Real Vs. Synthetic Diamonds
Vartkess Knadjian's Thoughts on Lab-Grown Diamonds
Last summer, De Beers – the oldest and one of the leading diamond mining companies – launched Lightbox. The fashion jewellery brand notably features lab-grown diamonds – and the new venture is fuelling the debate surrounding synthetic diamonds.
Here, we ask Vartkess Knadjian, a longtime veteran diamantaire and CEO of Backes & Strauss, to share his thoughts on man-made diamonds. To the naked eye, lab-grown diamonds look exactly the same as natural diamonds, but which are made in a lab by mimicking the process of how diamonds are formed in the earth’s core.
Not a New Phenomenon in the Diamond Industry
"Since the first day I joined the diamond business 43 years ago, the industry struggled with the idea of synthetic diamonds. My colleagues and I would sit around, wondering and worried: “What will happen to us when synthetic diamonds come in?” Back then we already felt the threat, no thanks to the likes of America’s General Electric, who was investing heavily in man-made diamonds for industrial and manufacturing use. And De Beers, even though we didn’t know it at the time, was also exploring lab-grown diamonds.
The big challenge with man-made diamonds has always been: who is going to disclose? One could be very dishonest and mix parcels of natural and synthetic diamonds together – there was no way you could tell. The temptation to mix was too high.

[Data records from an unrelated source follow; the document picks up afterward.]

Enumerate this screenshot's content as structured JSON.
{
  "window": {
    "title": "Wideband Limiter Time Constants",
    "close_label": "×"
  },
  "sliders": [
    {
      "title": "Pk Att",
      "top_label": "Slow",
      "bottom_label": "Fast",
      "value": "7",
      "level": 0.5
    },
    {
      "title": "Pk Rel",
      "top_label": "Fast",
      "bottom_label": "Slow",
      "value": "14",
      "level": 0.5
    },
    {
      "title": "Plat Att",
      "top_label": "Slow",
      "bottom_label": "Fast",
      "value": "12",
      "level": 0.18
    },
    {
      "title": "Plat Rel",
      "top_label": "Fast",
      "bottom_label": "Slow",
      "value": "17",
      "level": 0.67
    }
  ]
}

Can Natural and Man-Made Diamonds Co-exist?
What’s more, a lot of people in recent years have been confused about a synthetic diamond – its value, its price, etc – and the last thing we want is the consumer to be so confused that they will avoid diamonds altogether. This is why I think De Beers’ Lightbox is a very good thing for our industry. You can’t stop lab-grown diamonds – just as you can’t stop technology. But now, because of ventures like Lightbox, it’s out in the open and totally transparent. Lightbox will plainly illustrate to the consumer that with man-made diamonds, you can make as many as you want, at whatever price you want.
When it comes to natural diamonds, however, there is a finite supply; one day they will run out. They are far more difficult to access and process than synthetic diamonds, and hence that is reflected in the price. I actually believe that synthetic diamonds will make natural diamonds even more rare. Because they are.
If I were a fast-fashion brand using diamonds, I would consider man-made ones. And who knows, it’s possible that some watch companies will. We at Backes & Strauss won’t of course – as the oldest diamond company in the world we will always use natural diamonds. We check every diamond before we accept the stones – it’s all done in-house and we follow the chain very carefully. Our luxury and bespoke Swiss made watches come with the finest horological expertise, courtesy of Franck Muller's savoir-faire – and so our diamonds too will, and always will, be special and unique. "